Task: Images should be left out, and everything else in the listing reproduced exactly.

The records:
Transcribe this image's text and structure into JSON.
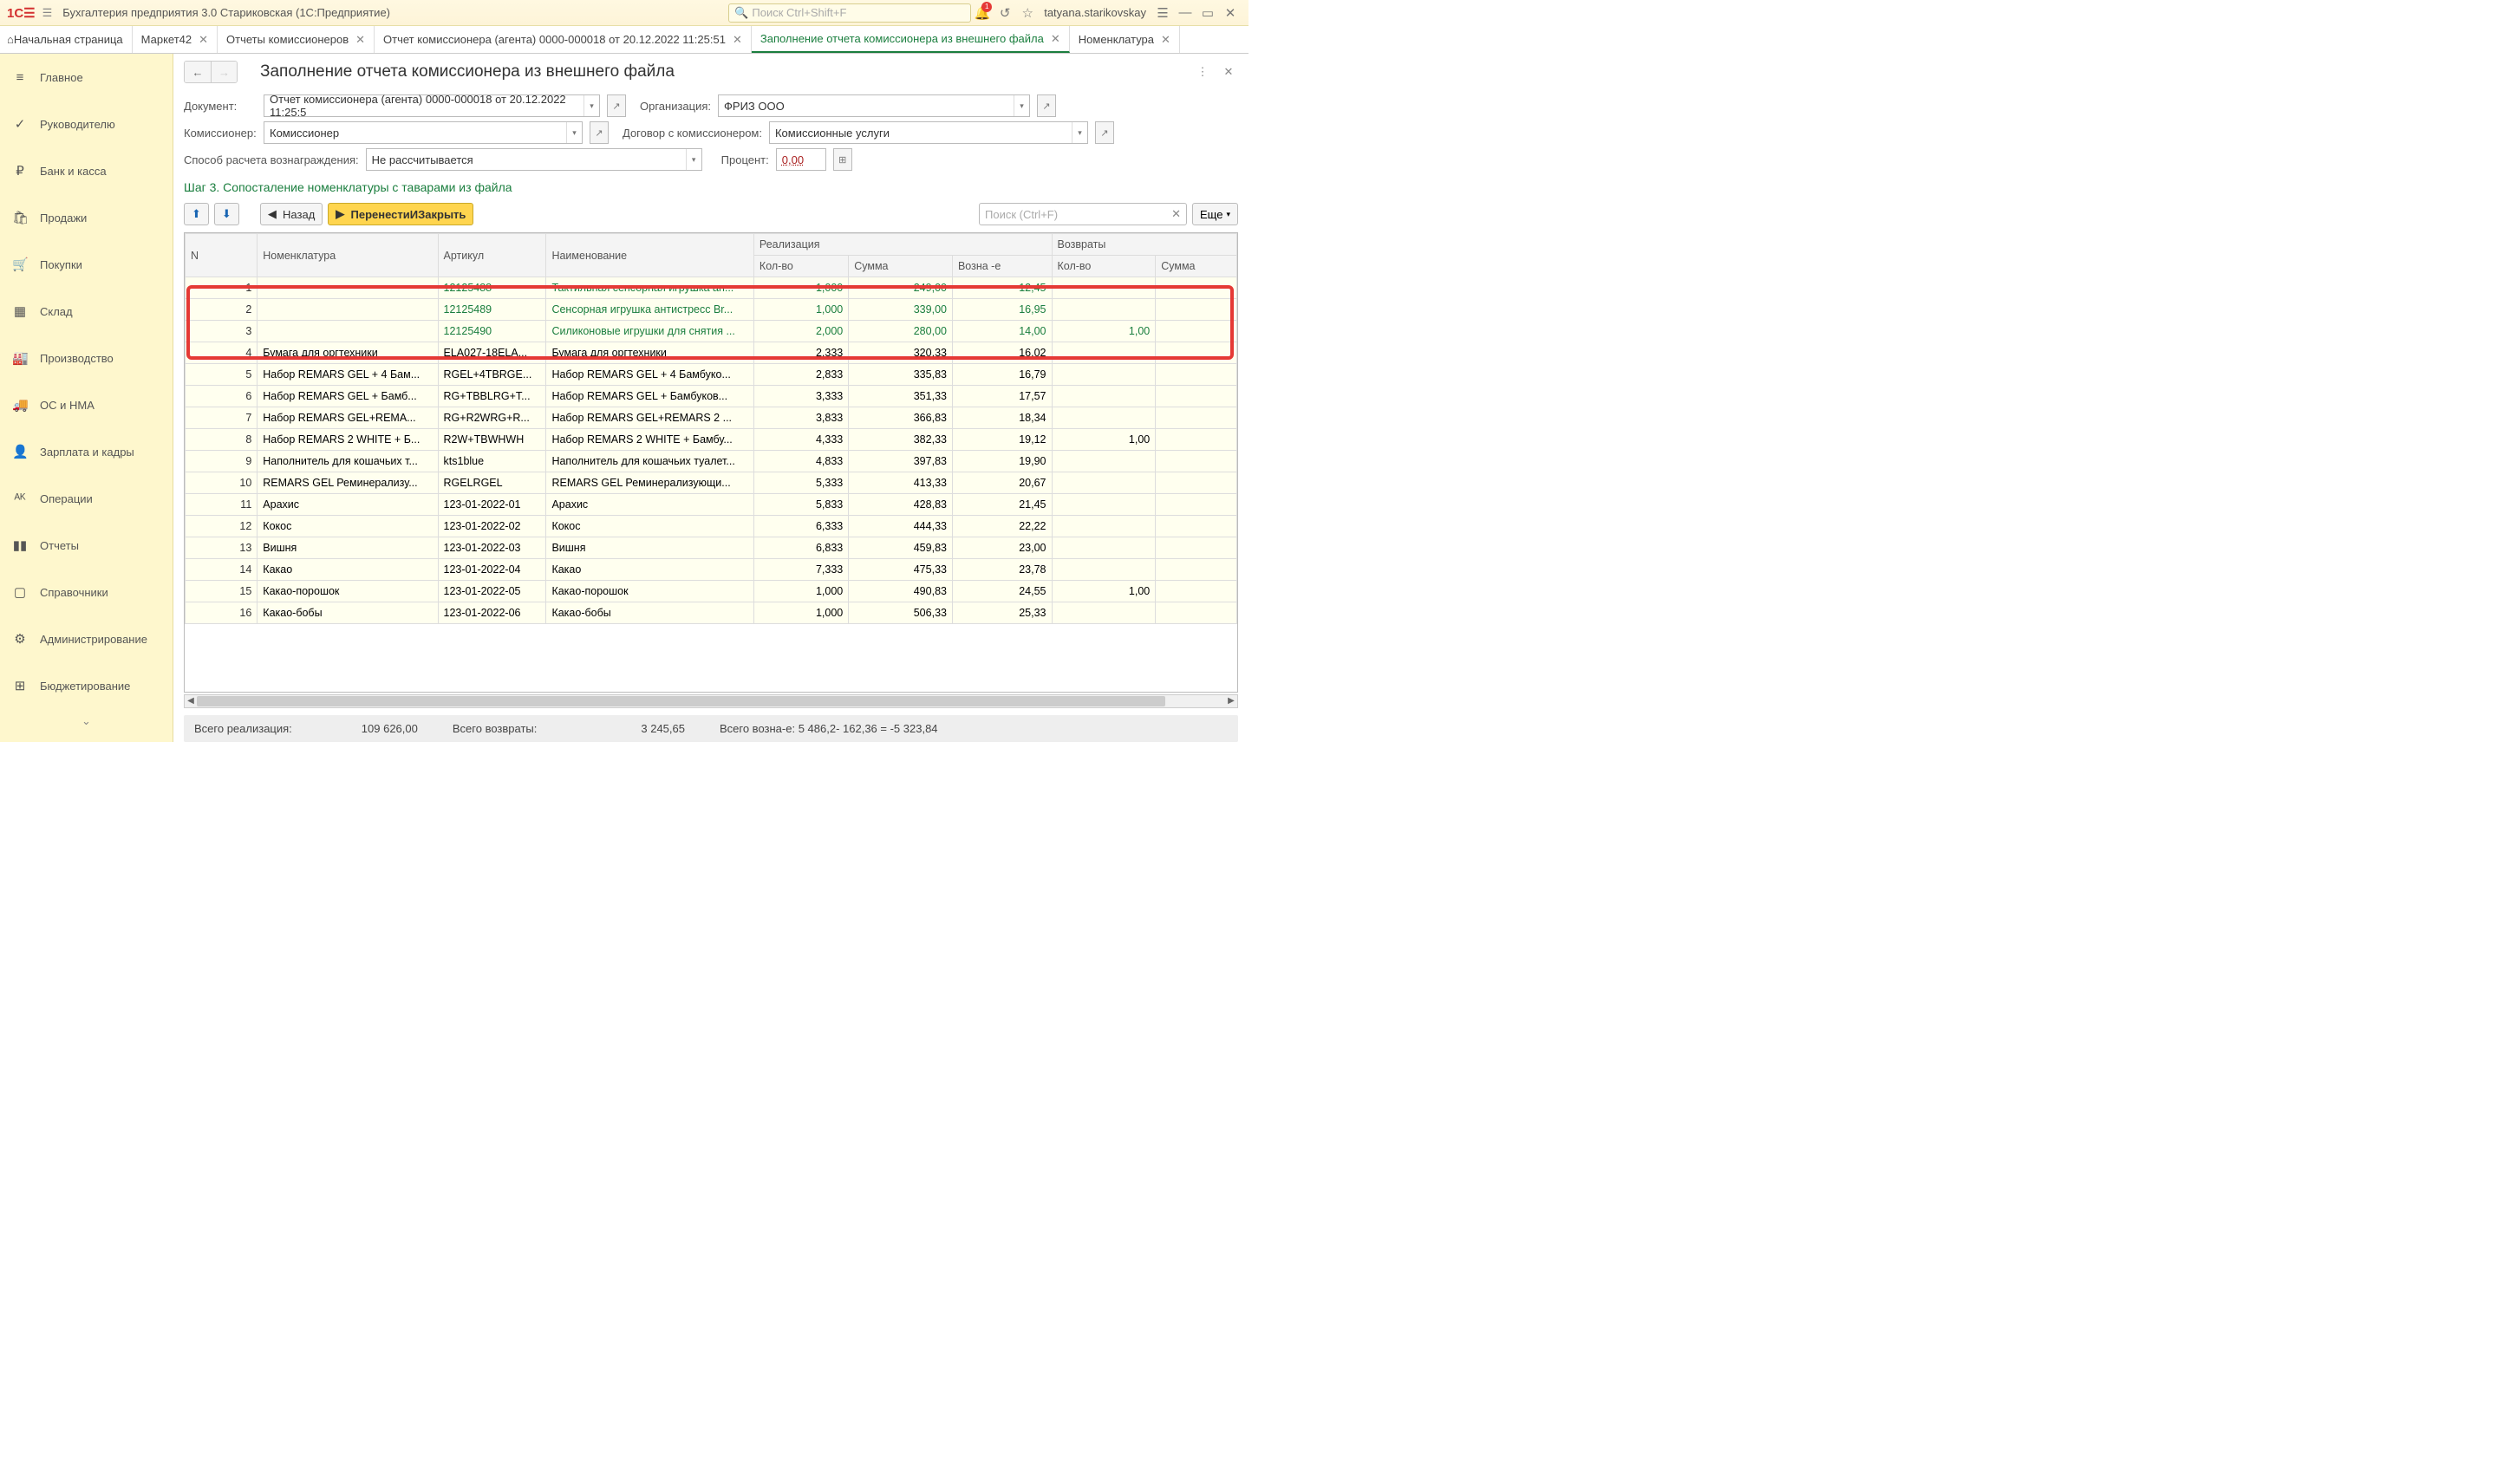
{
  "app": {
    "title": "Бухгалтерия предприятия 3.0 Стариковская  (1С:Предприятие)",
    "search_placeholder": "Поиск Ctrl+Shift+F",
    "username": "tatyana.starikovskay",
    "bell_badge": "1"
  },
  "tabs": [
    {
      "label": "Начальная страница",
      "closable": false,
      "home": true
    },
    {
      "label": "Маркет42",
      "closable": true
    },
    {
      "label": "Отчеты комиссионеров",
      "closable": true
    },
    {
      "label": "Отчет комиссионера (агента) 0000-000018 от 20.12.2022 11:25:51",
      "closable": true
    },
    {
      "label": "Заполнение  отчета комиссионера из внешнего  файла",
      "closable": true,
      "active": true
    },
    {
      "label": "Номенклатура",
      "closable": true
    }
  ],
  "sidebar": [
    {
      "icon": "≡",
      "label": "Главное"
    },
    {
      "icon": "✓",
      "label": "Руководителю"
    },
    {
      "icon": "₽",
      "label": "Банк и касса"
    },
    {
      "icon": "🛍",
      "label": "Продажи"
    },
    {
      "icon": "🛒",
      "label": "Покупки"
    },
    {
      "icon": "▦",
      "label": "Склад"
    },
    {
      "icon": "🏭",
      "label": "Производство"
    },
    {
      "icon": "🚚",
      "label": "ОС и НМА"
    },
    {
      "icon": "👤",
      "label": "Зарплата и кадры"
    },
    {
      "icon": "ᴬᴷ",
      "label": "Операции"
    },
    {
      "icon": "▮▮",
      "label": "Отчеты"
    },
    {
      "icon": "▢",
      "label": "Справочники"
    },
    {
      "icon": "⚙",
      "label": "Администрирование"
    },
    {
      "icon": "⊞",
      "label": "Бюджетирование"
    }
  ],
  "page": {
    "title": "Заполнение  отчета комиссионера из внешнего  файла",
    "labels": {
      "document": "Документ:",
      "organization": "Организация:",
      "commissioner": "Комиссионер:",
      "contract": "Договор с комиссионером:",
      "method": "Способ расчета вознаграждения:",
      "percent": "Процент:"
    },
    "values": {
      "document": "Отчет комиссионера (агента) 0000-000018 от 20.12.2022 11:25:5",
      "organization": "ФРИЗ ООО",
      "commissioner": "Комиссионер",
      "contract": "Комиссионные услуги",
      "method": "Не рассчитывается",
      "percent": "0,00"
    },
    "step": "Шаг 3. Сопосталение номенклатуры с таварами из файла",
    "buttons": {
      "back": "Назад",
      "transfer": "ПеренестиИЗакрыть",
      "search_ph": "Поиск (Ctrl+F)",
      "more": "Еще"
    }
  },
  "table": {
    "headers": {
      "n": "N",
      "nomen": "Номенклатура",
      "article": "Артикул",
      "name": "Наименование",
      "real": "Реализация",
      "qty": "Кол-во",
      "sum": "Сумма",
      "reward": "Возна -е",
      "returns": "Возвраты",
      "ret_qty": "Кол-во",
      "ret_sum": "Сумма"
    },
    "rows": [
      {
        "n": 1,
        "nomen": "",
        "article": "12125488",
        "name": "Тактильная сенсорная игрушка ан...",
        "qty": "1,000",
        "sum": "249,00",
        "reward": "12,45",
        "ret_qty": "",
        "green": true
      },
      {
        "n": 2,
        "nomen": "",
        "article": "12125489",
        "name": "Сенсорная игрушка антистресс Br...",
        "qty": "1,000",
        "sum": "339,00",
        "reward": "16,95",
        "ret_qty": "",
        "green": true
      },
      {
        "n": 3,
        "nomen": "",
        "article": "12125490",
        "name": "Силиконовые игрушки для снятия ...",
        "qty": "2,000",
        "sum": "280,00",
        "reward": "14,00",
        "ret_qty": "1,00",
        "green": true
      },
      {
        "n": 4,
        "nomen": "Бумага для оргтехники",
        "article": "ELA027-18ELA...",
        "name": "Бумага для оргтехники",
        "qty": "2,333",
        "sum": "320,33",
        "reward": "16,02",
        "ret_qty": ""
      },
      {
        "n": 5,
        "nomen": "Набор REMARS GEL + 4 Бам...",
        "article": "RGEL+4TBRGE...",
        "name": "Набор REMARS GEL + 4 Бамбуко...",
        "qty": "2,833",
        "sum": "335,83",
        "reward": "16,79",
        "ret_qty": ""
      },
      {
        "n": 6,
        "nomen": "Набор REMARS GEL + Бамб...",
        "article": "RG+TBBLRG+T...",
        "name": "Набор REMARS GEL + Бамбуков...",
        "qty": "3,333",
        "sum": "351,33",
        "reward": "17,57",
        "ret_qty": ""
      },
      {
        "n": 7,
        "nomen": "Набор REMARS GEL+REMA...",
        "article": "RG+R2WRG+R...",
        "name": "Набор REMARS GEL+REMARS 2 ...",
        "qty": "3,833",
        "sum": "366,83",
        "reward": "18,34",
        "ret_qty": ""
      },
      {
        "n": 8,
        "nomen": "Набор REMARS 2 WHITE + Б...",
        "article": "R2W+TBWHWH",
        "name": "Набор REMARS 2 WHITE + Бамбу...",
        "qty": "4,333",
        "sum": "382,33",
        "reward": "19,12",
        "ret_qty": "1,00"
      },
      {
        "n": 9,
        "nomen": "Наполнитель для кошачьих т...",
        "article": "kts1blue",
        "name": "Наполнитель для кошачьих туалет...",
        "qty": "4,833",
        "sum": "397,83",
        "reward": "19,90",
        "ret_qty": ""
      },
      {
        "n": 10,
        "nomen": "REMARS GEL Реминерализу...",
        "article": "RGELRGEL",
        "name": "REMARS GEL Реминерализующи...",
        "qty": "5,333",
        "sum": "413,33",
        "reward": "20,67",
        "ret_qty": ""
      },
      {
        "n": 11,
        "nomen": "Арахис",
        "article": "123-01-2022-01",
        "name": "Арахис",
        "qty": "5,833",
        "sum": "428,83",
        "reward": "21,45",
        "ret_qty": ""
      },
      {
        "n": 12,
        "nomen": "Кокос",
        "article": "123-01-2022-02",
        "name": "Кокос",
        "qty": "6,333",
        "sum": "444,33",
        "reward": "22,22",
        "ret_qty": ""
      },
      {
        "n": 13,
        "nomen": "Вишня",
        "article": "123-01-2022-03",
        "name": "Вишня",
        "qty": "6,833",
        "sum": "459,83",
        "reward": "23,00",
        "ret_qty": ""
      },
      {
        "n": 14,
        "nomen": "Какао",
        "article": "123-01-2022-04",
        "name": "Какао",
        "qty": "7,333",
        "sum": "475,33",
        "reward": "23,78",
        "ret_qty": ""
      },
      {
        "n": 15,
        "nomen": "Какао-порошок",
        "article": "123-01-2022-05",
        "name": "Какао-порошок",
        "qty": "1,000",
        "sum": "490,83",
        "reward": "24,55",
        "ret_qty": "1,00"
      },
      {
        "n": 16,
        "nomen": "Какао-бобы",
        "article": "123-01-2022-06",
        "name": "Какао-бобы",
        "qty": "1,000",
        "sum": "506,33",
        "reward": "25,33",
        "ret_qty": ""
      }
    ]
  },
  "totals": {
    "real_label": "Всего реализация:",
    "real_value": "109 626,00",
    "ret_label": "Всего возвраты:",
    "ret_value": "3 245,65",
    "reward_label": "Всего возна-е:",
    "reward_value": "5 486,2- 162,36 = -5 323,84"
  }
}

Written answer:
Transcribe this image's text and structure into JSON.
{
  "app": {
    "title": "Бухгалтерия предприятия 3.0 Стариковская  (1С:Предприятие)",
    "search_placeholder": "Поиск Ctrl+Shift+F",
    "username": "tatyana.starikovskay",
    "bell_badge": "1"
  },
  "tabs": [
    {
      "label": "Начальная страница",
      "closable": false,
      "home": true
    },
    {
      "label": "Маркет42",
      "closable": true
    },
    {
      "label": "Отчеты комиссионеров",
      "closable": true
    },
    {
      "label": "Отчет комиссионера (агента) 0000-000018 от 20.12.2022 11:25:51",
      "closable": true
    },
    {
      "label": "Заполнение  отчета комиссионера из внешнего  файла",
      "closable": true,
      "active": true
    },
    {
      "label": "Номенклатура",
      "closable": true
    }
  ],
  "sidebar": [
    {
      "icon": "≡",
      "label": "Главное"
    },
    {
      "icon": "✓",
      "label": "Руководителю"
    },
    {
      "icon": "₽",
      "label": "Банк и касса"
    },
    {
      "icon": "🛍",
      "label": "Продажи"
    },
    {
      "icon": "🛒",
      "label": "Покупки"
    },
    {
      "icon": "▦",
      "label": "Склад"
    },
    {
      "icon": "🏭",
      "label": "Производство"
    },
    {
      "icon": "🚚",
      "label": "ОС и НМА"
    },
    {
      "icon": "👤",
      "label": "Зарплата и кадры"
    },
    {
      "icon": "ᴬᴷ",
      "label": "Операции"
    },
    {
      "icon": "▮▮",
      "label": "Отчеты"
    },
    {
      "icon": "▢",
      "label": "Справочники"
    },
    {
      "icon": "⚙",
      "label": "Администрирование"
    },
    {
      "icon": "⊞",
      "label": "Бюджетирование"
    }
  ],
  "page": {
    "title": "Заполнение  отчета комиссионера из внешнего  файла",
    "labels": {
      "document": "Документ:",
      "organization": "Организация:",
      "commissioner": "Комиссионер:",
      "contract": "Договор с комиссионером:",
      "method": "Способ расчета вознаграждения:",
      "percent": "Процент:"
    },
    "values": {
      "document": "Отчет комиссионера (агента) 0000-000018 от 20.12.2022 11:25:5",
      "organization": "ФРИЗ ООО",
      "commissioner": "Комиссионер",
      "contract": "Комиссионные услуги",
      "method": "Не рассчитывается",
      "percent": "0,00"
    },
    "step": "Шаг 3. Сопосталение номенклатуры с таварами из файла",
    "buttons": {
      "back": "Назад",
      "transfer": "ПеренестиИЗакрыть",
      "search_ph": "Поиск (Ctrl+F)",
      "more": "Еще"
    }
  },
  "table": {
    "headers": {
      "n": "N",
      "nomen": "Номенклатура",
      "article": "Артикул",
      "name": "Наименование",
      "real": "Реализация",
      "qty": "Кол-во",
      "sum": "Сумма",
      "reward": "Возна -е",
      "returns": "Возвраты",
      "ret_qty": "Кол-во",
      "ret_sum": "Сумма"
    },
    "rows": [
      {
        "n": 1,
        "nomen": "",
        "article": "12125488",
        "name": "Тактильная сенсорная игрушка ан...",
        "qty": "1,000",
        "sum": "249,00",
        "reward": "12,45",
        "ret_qty": "",
        "green": true
      },
      {
        "n": 2,
        "nomen": "",
        "article": "12125489",
        "name": "Сенсорная игрушка антистресс Br...",
        "qty": "1,000",
        "sum": "339,00",
        "reward": "16,95",
        "ret_qty": "",
        "green": true
      },
      {
        "n": 3,
        "nomen": "",
        "article": "12125490",
        "name": "Силиконовые игрушки для снятия ...",
        "qty": "2,000",
        "sum": "280,00",
        "reward": "14,00",
        "ret_qty": "1,00",
        "green": true
      },
      {
        "n": 4,
        "nomen": "Бумага для оргтехники",
        "article": "ELA027-18ELA...",
        "name": "Бумага для оргтехники",
        "qty": "2,333",
        "sum": "320,33",
        "reward": "16,02",
        "ret_qty": ""
      },
      {
        "n": 5,
        "nomen": "Набор REMARS GEL + 4 Бам...",
        "article": "RGEL+4TBRGE...",
        "name": "Набор REMARS GEL + 4 Бамбуко...",
        "qty": "2,833",
        "sum": "335,83",
        "reward": "16,79",
        "ret_qty": ""
      },
      {
        "n": 6,
        "nomen": "Набор REMARS GEL + Бамб...",
        "article": "RG+TBBLRG+T...",
        "name": "Набор REMARS GEL + Бамбуков...",
        "qty": "3,333",
        "sum": "351,33",
        "reward": "17,57",
        "ret_qty": ""
      },
      {
        "n": 7,
        "nomen": "Набор REMARS GEL+REMA...",
        "article": "RG+R2WRG+R...",
        "name": "Набор REMARS GEL+REMARS 2 ...",
        "qty": "3,833",
        "sum": "366,83",
        "reward": "18,34",
        "ret_qty": ""
      },
      {
        "n": 8,
        "nomen": "Набор REMARS 2 WHITE + Б...",
        "article": "R2W+TBWHWH",
        "name": "Набор REMARS 2 WHITE + Бамбу...",
        "qty": "4,333",
        "sum": "382,33",
        "reward": "19,12",
        "ret_qty": "1,00"
      },
      {
        "n": 9,
        "nomen": "Наполнитель для кошачьих т...",
        "article": "kts1blue",
        "name": "Наполнитель для кошачьих туалет...",
        "qty": "4,833",
        "sum": "397,83",
        "reward": "19,90",
        "ret_qty": ""
      },
      {
        "n": 10,
        "nomen": "REMARS GEL Реминерализу...",
        "article": "RGELRGEL",
        "name": "REMARS GEL Реминерализующи...",
        "qty": "5,333",
        "sum": "413,33",
        "reward": "20,67",
        "ret_qty": ""
      },
      {
        "n": 11,
        "nomen": "Арахис",
        "article": "123-01-2022-01",
        "name": "Арахис",
        "qty": "5,833",
        "sum": "428,83",
        "reward": "21,45",
        "ret_qty": ""
      },
      {
        "n": 12,
        "nomen": "Кокос",
        "article": "123-01-2022-02",
        "name": "Кокос",
        "qty": "6,333",
        "sum": "444,33",
        "reward": "22,22",
        "ret_qty": ""
      },
      {
        "n": 13,
        "nomen": "Вишня",
        "article": "123-01-2022-03",
        "name": "Вишня",
        "qty": "6,833",
        "sum": "459,83",
        "reward": "23,00",
        "ret_qty": ""
      },
      {
        "n": 14,
        "nomen": "Какао",
        "article": "123-01-2022-04",
        "name": "Какао",
        "qty": "7,333",
        "sum": "475,33",
        "reward": "23,78",
        "ret_qty": ""
      },
      {
        "n": 15,
        "nomen": "Какао-порошок",
        "article": "123-01-2022-05",
        "name": "Какао-порошок",
        "qty": "1,000",
        "sum": "490,83",
        "reward": "24,55",
        "ret_qty": "1,00"
      },
      {
        "n": 16,
        "nomen": "Какао-бобы",
        "article": "123-01-2022-06",
        "name": "Какао-бобы",
        "qty": "1,000",
        "sum": "506,33",
        "reward": "25,33",
        "ret_qty": ""
      }
    ]
  },
  "totals": {
    "real_label": "Всего реализация:",
    "real_value": "109 626,00",
    "ret_label": "Всего возвраты:",
    "ret_value": "3 245,65",
    "reward_label": "Всего возна-е:",
    "reward_value": "5 486,2- 162,36 = -5 323,84"
  }
}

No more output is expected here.